- Calls. The call for the shareholder meeting that will be held remotely, or that will be held physically but contain the right of shareholders to access remotely, must contain an express mention thereof (it could even mention the digital platform through which it will be held, although the access information would be granted at a later stage, as described below).
- Granting Access. In order to control the access to the telephone or digital platform on which the meeting is to be held, the access information must be provided only to those shareholders that have processed their passes to the meeting by presenting the deposit certificate issued by Indeval and the list of positions issued by their custodian which evidences their status as a shareholder on the corresponding record date.
- Real-time Meetings. The respective meeting shall be held through a telephone or video conference that allows for the interaction of the participants in real time. To the extent possible, it is advisable that the meetings be held via video conference to allow the secretary of the meeting to visually confirm the presence of authorized participants, and if possible to record such meetings. The above may be complemented by the presence of a public attestor who attests to the presence of shareholders and the integration of the required quorums.
- Obtaining Written Votes. Whenever possible, it is suggested that shareholders who have attended the meeting submit their votes in writing to the secretary on or before the meeting Such vote could be sent to the secretary of the meeting through electronic means.
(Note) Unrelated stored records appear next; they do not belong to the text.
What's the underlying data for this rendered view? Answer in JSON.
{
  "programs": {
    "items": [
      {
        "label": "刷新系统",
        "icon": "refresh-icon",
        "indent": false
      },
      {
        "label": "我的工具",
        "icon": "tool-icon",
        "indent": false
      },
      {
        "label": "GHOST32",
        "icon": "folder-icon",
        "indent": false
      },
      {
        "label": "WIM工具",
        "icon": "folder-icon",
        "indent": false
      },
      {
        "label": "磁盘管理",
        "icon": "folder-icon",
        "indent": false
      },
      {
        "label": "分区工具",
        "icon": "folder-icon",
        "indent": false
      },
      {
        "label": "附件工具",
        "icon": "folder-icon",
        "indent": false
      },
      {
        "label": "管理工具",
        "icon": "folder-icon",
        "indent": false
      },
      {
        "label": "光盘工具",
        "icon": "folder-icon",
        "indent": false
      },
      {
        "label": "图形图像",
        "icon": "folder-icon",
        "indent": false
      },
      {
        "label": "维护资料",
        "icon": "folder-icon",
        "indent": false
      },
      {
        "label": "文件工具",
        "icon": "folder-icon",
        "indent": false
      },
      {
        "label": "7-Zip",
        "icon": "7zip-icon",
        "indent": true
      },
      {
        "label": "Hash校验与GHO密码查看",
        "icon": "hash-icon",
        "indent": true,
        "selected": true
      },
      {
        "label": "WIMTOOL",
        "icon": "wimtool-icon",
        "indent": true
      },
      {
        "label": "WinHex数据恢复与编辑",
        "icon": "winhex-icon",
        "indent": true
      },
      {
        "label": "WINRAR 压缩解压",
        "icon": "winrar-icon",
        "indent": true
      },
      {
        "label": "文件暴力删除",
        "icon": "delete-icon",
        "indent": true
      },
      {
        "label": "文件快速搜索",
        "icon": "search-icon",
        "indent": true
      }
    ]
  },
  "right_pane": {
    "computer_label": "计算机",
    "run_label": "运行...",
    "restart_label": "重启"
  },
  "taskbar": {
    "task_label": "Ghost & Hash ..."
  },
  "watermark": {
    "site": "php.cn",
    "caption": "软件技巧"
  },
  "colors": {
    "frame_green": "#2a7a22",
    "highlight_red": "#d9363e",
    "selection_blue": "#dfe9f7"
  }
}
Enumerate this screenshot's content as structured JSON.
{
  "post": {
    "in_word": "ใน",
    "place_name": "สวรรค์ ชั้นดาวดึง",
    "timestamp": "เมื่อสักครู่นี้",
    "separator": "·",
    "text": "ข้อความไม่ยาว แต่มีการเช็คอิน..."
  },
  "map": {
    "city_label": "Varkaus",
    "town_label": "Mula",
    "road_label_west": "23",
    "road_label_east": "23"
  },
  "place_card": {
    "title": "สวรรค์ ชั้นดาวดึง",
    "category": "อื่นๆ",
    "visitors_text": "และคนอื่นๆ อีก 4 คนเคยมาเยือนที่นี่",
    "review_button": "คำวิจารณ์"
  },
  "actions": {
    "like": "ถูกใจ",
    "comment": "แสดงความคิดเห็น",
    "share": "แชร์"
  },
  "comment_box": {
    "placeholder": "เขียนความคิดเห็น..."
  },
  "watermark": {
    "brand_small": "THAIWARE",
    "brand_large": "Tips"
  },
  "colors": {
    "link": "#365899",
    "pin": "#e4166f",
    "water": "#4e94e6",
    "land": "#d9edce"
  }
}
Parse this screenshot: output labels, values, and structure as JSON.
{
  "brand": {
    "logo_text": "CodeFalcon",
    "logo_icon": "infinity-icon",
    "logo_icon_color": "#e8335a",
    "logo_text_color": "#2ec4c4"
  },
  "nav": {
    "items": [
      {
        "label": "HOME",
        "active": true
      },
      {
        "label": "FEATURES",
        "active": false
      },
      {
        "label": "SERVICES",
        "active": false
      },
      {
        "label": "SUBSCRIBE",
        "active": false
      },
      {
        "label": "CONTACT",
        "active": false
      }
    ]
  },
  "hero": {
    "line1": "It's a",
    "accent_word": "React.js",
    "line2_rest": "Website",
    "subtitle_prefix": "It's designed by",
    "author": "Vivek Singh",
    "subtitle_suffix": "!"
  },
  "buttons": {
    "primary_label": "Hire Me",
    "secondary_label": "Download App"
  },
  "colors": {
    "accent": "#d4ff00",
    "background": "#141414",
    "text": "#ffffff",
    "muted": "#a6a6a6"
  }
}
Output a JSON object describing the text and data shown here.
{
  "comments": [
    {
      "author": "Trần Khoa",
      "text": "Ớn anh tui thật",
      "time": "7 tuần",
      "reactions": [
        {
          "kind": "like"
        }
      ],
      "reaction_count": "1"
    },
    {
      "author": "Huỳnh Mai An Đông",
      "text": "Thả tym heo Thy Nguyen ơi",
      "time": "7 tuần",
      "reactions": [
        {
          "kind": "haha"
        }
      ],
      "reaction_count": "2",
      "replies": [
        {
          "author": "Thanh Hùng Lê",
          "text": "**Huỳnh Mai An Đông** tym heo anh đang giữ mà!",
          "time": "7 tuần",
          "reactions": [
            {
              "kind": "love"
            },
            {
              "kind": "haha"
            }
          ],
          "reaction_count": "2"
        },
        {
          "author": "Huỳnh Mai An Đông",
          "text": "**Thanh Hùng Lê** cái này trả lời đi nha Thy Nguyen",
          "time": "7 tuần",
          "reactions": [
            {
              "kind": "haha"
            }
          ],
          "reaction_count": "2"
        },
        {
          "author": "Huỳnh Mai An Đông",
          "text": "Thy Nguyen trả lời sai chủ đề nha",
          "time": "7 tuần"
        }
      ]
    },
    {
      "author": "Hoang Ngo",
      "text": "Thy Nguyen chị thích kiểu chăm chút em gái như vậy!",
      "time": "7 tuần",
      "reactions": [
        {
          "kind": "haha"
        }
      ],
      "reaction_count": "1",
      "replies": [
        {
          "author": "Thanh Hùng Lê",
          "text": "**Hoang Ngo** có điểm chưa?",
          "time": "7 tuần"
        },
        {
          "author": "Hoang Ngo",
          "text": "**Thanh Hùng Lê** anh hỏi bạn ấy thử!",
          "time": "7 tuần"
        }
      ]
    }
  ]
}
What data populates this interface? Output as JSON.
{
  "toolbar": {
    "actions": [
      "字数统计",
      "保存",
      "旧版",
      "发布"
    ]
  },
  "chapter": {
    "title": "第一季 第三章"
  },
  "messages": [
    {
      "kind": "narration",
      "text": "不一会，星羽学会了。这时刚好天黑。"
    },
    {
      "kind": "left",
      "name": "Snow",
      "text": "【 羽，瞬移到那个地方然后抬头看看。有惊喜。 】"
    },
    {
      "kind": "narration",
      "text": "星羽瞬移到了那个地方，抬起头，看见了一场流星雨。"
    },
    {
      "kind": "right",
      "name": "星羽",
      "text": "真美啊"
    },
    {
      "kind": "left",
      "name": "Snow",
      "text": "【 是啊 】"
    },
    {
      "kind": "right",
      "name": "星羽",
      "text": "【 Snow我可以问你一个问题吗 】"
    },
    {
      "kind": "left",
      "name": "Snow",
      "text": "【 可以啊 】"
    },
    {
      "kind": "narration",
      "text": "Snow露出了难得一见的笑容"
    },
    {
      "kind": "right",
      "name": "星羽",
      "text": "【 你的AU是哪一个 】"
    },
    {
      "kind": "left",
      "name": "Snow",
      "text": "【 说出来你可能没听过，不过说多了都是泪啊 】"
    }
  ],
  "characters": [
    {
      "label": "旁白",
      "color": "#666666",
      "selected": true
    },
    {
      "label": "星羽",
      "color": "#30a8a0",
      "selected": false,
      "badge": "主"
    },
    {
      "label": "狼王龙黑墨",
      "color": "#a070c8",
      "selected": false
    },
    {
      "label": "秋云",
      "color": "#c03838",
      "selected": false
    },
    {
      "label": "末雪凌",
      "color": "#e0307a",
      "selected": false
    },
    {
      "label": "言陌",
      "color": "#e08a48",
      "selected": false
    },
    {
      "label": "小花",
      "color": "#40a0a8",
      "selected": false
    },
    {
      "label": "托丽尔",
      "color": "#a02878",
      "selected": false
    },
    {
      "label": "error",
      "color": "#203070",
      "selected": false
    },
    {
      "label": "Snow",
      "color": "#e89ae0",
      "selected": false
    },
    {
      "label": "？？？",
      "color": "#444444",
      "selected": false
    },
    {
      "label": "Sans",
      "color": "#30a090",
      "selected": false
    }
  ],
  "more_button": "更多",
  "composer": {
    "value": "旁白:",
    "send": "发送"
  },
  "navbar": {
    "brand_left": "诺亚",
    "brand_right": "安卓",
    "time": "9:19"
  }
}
- Called Meetings. For meetings already called, a supplement to the call may be published indicating that the respective meeting will be held remotely. It is suggested that the period of time required to convene be restarted with the publication of the supplement. However, if this is no longer possible, a supervening force majeure argument could be put forward.
- By-laws, Incorporation Documents and Trusts. Issuers must ensure that their by-laws, trust agreement or other incorporation document do not restrict holding shareholder meetings remotely, even in the event of force majeure.
- Shareholders and Holders. Issuers must be alert with respect to the composition of investors in their respective securities and evaluate if there could be a material opposition to remote shareholder meetings.
- Decisions taken by the Board of Directors or Technical Committee. By virtue of the complexities of celebrating shareholder meetings in the current situation, it is advisable that any decisions that may be taken by the board of directors of a public company or the technical committee of an issuer trust are discussed and decided in such forums, particularly since their gathering and voting requirements are more flexible than those applicable to shareholder meetings generally.
The foregoing considerations and the applicability of the related measures may vary depending on the circumstances of each issuer and therefore, before implementing any of the measures described above, an in-depth legal analysis of the situation of each issuer must be carried out. Please feel free to reach out to us with any question related to the contents of this note or the implications that any of the considerations described herein may have with respect to your business.
*This article or news brief does not constitute legal advice and is protected by copyright.